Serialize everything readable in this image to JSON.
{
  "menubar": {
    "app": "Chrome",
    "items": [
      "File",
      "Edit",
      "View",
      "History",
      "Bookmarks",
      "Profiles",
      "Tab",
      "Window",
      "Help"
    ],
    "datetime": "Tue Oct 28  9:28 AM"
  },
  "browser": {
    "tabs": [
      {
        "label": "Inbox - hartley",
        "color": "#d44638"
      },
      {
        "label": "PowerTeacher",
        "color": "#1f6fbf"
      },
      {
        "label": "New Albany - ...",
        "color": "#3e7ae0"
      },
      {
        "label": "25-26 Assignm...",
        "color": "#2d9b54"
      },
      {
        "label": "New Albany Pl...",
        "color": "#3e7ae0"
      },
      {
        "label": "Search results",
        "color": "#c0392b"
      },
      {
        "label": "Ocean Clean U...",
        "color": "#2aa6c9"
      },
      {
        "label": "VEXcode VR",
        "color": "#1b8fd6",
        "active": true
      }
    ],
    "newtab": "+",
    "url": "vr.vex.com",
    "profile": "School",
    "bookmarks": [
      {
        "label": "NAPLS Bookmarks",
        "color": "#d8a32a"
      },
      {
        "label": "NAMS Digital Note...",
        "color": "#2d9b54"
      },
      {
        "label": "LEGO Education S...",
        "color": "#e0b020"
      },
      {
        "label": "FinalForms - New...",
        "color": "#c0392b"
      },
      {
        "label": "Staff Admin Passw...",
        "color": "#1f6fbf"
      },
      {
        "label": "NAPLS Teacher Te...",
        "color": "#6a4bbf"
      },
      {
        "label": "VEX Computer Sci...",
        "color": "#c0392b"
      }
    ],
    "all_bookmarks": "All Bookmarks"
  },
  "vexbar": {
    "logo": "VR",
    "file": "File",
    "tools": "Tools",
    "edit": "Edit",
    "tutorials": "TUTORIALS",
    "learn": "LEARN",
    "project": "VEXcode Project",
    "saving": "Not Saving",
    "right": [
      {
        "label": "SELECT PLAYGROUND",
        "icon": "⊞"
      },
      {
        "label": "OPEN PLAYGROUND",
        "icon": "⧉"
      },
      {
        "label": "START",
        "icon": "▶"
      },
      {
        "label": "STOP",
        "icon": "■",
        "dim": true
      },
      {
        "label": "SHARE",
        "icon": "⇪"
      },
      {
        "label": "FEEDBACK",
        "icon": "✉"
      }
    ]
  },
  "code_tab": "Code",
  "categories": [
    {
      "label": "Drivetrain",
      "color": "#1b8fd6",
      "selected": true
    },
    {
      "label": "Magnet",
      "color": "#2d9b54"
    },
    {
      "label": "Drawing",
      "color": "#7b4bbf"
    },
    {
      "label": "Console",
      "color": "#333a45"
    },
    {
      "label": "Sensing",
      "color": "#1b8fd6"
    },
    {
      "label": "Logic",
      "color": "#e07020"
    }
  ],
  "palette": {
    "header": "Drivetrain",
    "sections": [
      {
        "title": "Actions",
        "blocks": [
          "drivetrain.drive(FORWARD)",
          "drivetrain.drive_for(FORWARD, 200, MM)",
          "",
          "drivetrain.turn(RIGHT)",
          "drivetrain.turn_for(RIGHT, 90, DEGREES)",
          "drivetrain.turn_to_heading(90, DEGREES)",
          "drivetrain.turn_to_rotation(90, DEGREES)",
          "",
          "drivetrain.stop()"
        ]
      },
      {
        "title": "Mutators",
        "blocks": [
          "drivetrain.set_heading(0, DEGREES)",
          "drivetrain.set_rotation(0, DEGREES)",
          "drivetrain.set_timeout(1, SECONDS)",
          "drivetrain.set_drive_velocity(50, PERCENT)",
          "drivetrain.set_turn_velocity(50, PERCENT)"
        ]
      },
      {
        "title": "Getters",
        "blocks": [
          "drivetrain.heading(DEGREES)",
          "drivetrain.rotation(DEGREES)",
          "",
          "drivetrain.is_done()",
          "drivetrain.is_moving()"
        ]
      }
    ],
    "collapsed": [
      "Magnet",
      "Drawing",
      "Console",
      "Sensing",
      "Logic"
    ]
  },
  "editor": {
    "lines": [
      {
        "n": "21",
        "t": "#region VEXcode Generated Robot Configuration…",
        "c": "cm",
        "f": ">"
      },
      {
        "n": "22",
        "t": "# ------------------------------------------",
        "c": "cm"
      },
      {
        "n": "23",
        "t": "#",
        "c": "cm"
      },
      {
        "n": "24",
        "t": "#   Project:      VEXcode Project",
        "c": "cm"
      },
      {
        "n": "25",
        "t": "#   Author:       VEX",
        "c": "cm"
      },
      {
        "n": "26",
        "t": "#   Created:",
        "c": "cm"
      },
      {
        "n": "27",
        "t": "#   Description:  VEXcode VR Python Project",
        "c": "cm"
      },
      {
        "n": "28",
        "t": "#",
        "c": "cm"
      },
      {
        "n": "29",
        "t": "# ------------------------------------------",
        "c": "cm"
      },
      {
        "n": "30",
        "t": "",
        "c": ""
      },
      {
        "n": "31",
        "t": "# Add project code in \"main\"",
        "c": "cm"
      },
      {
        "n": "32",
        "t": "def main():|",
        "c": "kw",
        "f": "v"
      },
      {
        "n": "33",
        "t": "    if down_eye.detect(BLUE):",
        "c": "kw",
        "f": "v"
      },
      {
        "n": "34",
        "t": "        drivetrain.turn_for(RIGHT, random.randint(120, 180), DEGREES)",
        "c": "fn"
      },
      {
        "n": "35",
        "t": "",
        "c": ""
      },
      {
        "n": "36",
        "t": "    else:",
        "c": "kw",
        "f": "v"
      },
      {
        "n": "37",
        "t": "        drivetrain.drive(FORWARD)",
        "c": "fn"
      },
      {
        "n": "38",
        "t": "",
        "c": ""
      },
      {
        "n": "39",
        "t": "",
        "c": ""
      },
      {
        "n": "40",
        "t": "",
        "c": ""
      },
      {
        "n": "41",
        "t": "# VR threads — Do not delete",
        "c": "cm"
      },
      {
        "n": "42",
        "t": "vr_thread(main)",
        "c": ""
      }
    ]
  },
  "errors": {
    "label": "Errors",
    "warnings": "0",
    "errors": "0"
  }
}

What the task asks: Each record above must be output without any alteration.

Answer to this task:
Serialize everything readable in this image to JSON.
{
  "menubar": {
    "app": "Chrome",
    "items": [
      "File",
      "Edit",
      "View",
      "History",
      "Bookmarks",
      "Profiles",
      "Tab",
      "Window",
      "Help"
    ],
    "datetime": "Tue Oct 28  9:28 AM"
  },
  "browser": {
    "tabs": [
      {
        "label": "Inbox - hartley",
        "color": "#d44638"
      },
      {
        "label": "PowerTeacher",
        "color": "#1f6fbf"
      },
      {
        "label": "New Albany - ...",
        "color": "#3e7ae0"
      },
      {
        "label": "25-26 Assignm...",
        "color": "#2d9b54"
      },
      {
        "label": "New Albany Pl...",
        "color": "#3e7ae0"
      },
      {
        "label": "Search results",
        "color": "#c0392b"
      },
      {
        "label": "Ocean Clean U...",
        "color": "#2aa6c9"
      },
      {
        "label": "VEXcode VR",
        "color": "#1b8fd6",
        "active": true
      }
    ],
    "newtab": "+",
    "url": "vr.vex.com",
    "profile": "School",
    "bookmarks": [
      {
        "label": "NAPLS Bookmarks",
        "color": "#d8a32a"
      },
      {
        "label": "NAMS Digital Note...",
        "color": "#2d9b54"
      },
      {
        "label": "LEGO Education S...",
        "color": "#e0b020"
      },
      {
        "label": "FinalForms - New...",
        "color": "#c0392b"
      },
      {
        "label": "Staff Admin Passw...",
        "color": "#1f6fbf"
      },
      {
        "label": "NAPLS Teacher Te...",
        "color": "#6a4bbf"
      },
      {
        "label": "VEX Computer Sci...",
        "color": "#c0392b"
      }
    ],
    "all_bookmarks": "All Bookmarks"
  },
  "vexbar": {
    "logo": "VR",
    "file": "File",
    "tools": "Tools",
    "edit": "Edit",
    "tutorials": "TUTORIALS",
    "learn": "LEARN",
    "project": "VEXcode Project",
    "saving": "Not Saving",
    "right": [
      {
        "label": "SELECT PLAYGROUND",
        "icon": "⊞"
      },
      {
        "label": "OPEN PLAYGROUND",
        "icon": "⧉"
      },
      {
        "label": "START",
        "icon": "▶"
      },
      {
        "label": "STOP",
        "icon": "■",
        "dim": true
      },
      {
        "label": "SHARE",
        "icon": "⇪"
      },
      {
        "label": "FEEDBACK",
        "icon": "✉"
      }
    ]
  },
  "code_tab": "Code",
  "categories": [
    {
      "label": "Drivetrain",
      "color": "#1b8fd6",
      "selected": true
    },
    {
      "label": "Magnet",
      "color": "#2d9b54"
    },
    {
      "label": "Drawing",
      "color": "#7b4bbf"
    },
    {
      "label": "Console",
      "color": "#333a45"
    },
    {
      "label": "Sensing",
      "color": "#1b8fd6"
    },
    {
      "label": "Logic",
      "color": "#e07020"
    }
  ],
  "palette": {
    "header": "Drivetrain",
    "sections": [
      {
        "title": "Actions",
        "blocks": [
          "drivetrain.drive(FORWARD)",
          "drivetrain.drive_for(FORWARD, 200, MM)",
          "",
          "drivetrain.turn(RIGHT)",
          "drivetrain.turn_for(RIGHT, 90, DEGREES)",
          "drivetrain.turn_to_heading(90, DEGREES)",
          "drivetrain.turn_to_rotation(90, DEGREES)",
          "",
          "drivetrain.stop()"
        ]
      },
      {
        "title": "Mutators",
        "blocks": [
          "drivetrain.set_heading(0, DEGREES)",
          "drivetrain.set_rotation(0, DEGREES)",
          "drivetrain.set_timeout(1, SECONDS)",
          "drivetrain.set_drive_velocity(50, PERCENT)",
          "drivetrain.set_turn_velocity(50, PERCENT)"
        ]
      },
      {
        "title": "Getters",
        "blocks": [
          "drivetrain.heading(DEGREES)",
          "drivetrain.rotation(DEGREES)",
          "",
          "drivetrain.is_done()",
          "drivetrain.is_moving()"
        ]
      }
    ],
    "collapsed": [
      "Magnet",
      "Drawing",
      "Console",
      "Sensing",
      "Logic"
    ]
  },
  "editor": {
    "lines": [
      {
        "n": "21",
        "t": "#region VEXcode Generated Robot Configuration…",
        "c": "cm",
        "f": ">"
      },
      {
        "n": "22",
        "t": "# ------------------------------------------",
        "c": "cm"
      },
      {
        "n": "23",
        "t": "#",
        "c": "cm"
      },
      {
        "n": "24",
        "t": "#   Project:      VEXcode Project",
        "c": "cm"
      },
      {
        "n": "25",
        "t": "#   Author:       VEX",
        "c": "cm"
      },
      {
        "n": "26",
        "t": "#   Created:",
        "c": "cm"
      },
      {
        "n": "27",
        "t": "#   Description:  VEXcode VR Python Project",
        "c": "cm"
      },
      {
        "n": "28",
        "t": "#",
        "c": "cm"
      },
      {
        "n": "29",
        "t": "# ------------------------------------------",
        "c": "cm"
      },
      {
        "n": "30",
        "t": "",
        "c": ""
      },
      {
        "n": "31",
        "t": "# Add project code in \"main\"",
        "c": "cm"
      },
      {
        "n": "32",
        "t": "def main():|",
        "c": "kw",
        "f": "v"
      },
      {
        "n": "33",
        "t": "    if down_eye.detect(BLUE):",
        "c": "kw",
        "f": "v"
      },
      {
        "n": "34",
        "t": "        drivetrain.turn_for(RIGHT, random.randint(120, 180), DEGREES)",
        "c": "fn"
      },
      {
        "n": "35",
        "t": "",
        "c": ""
      },
      {
        "n": "36",
        "t": "    else:",
        "c": "kw",
        "f": "v"
      },
      {
        "n": "37",
        "t": "        drivetrain.drive(FORWARD)",
        "c": "fn"
      },
      {
        "n": "38",
        "t": "",
        "c": ""
      },
      {
        "n": "39",
        "t": "",
        "c": ""
      },
      {
        "n": "40",
        "t": "",
        "c": ""
      },
      {
        "n": "41",
        "t": "# VR threads — Do not delete",
        "c": "cm"
      },
      {
        "n": "42",
        "t": "vr_thread(main)",
        "c": ""
      }
    ]
  },
  "errors": {
    "label": "Errors",
    "warnings": "0",
    "errors": "0"
  }
}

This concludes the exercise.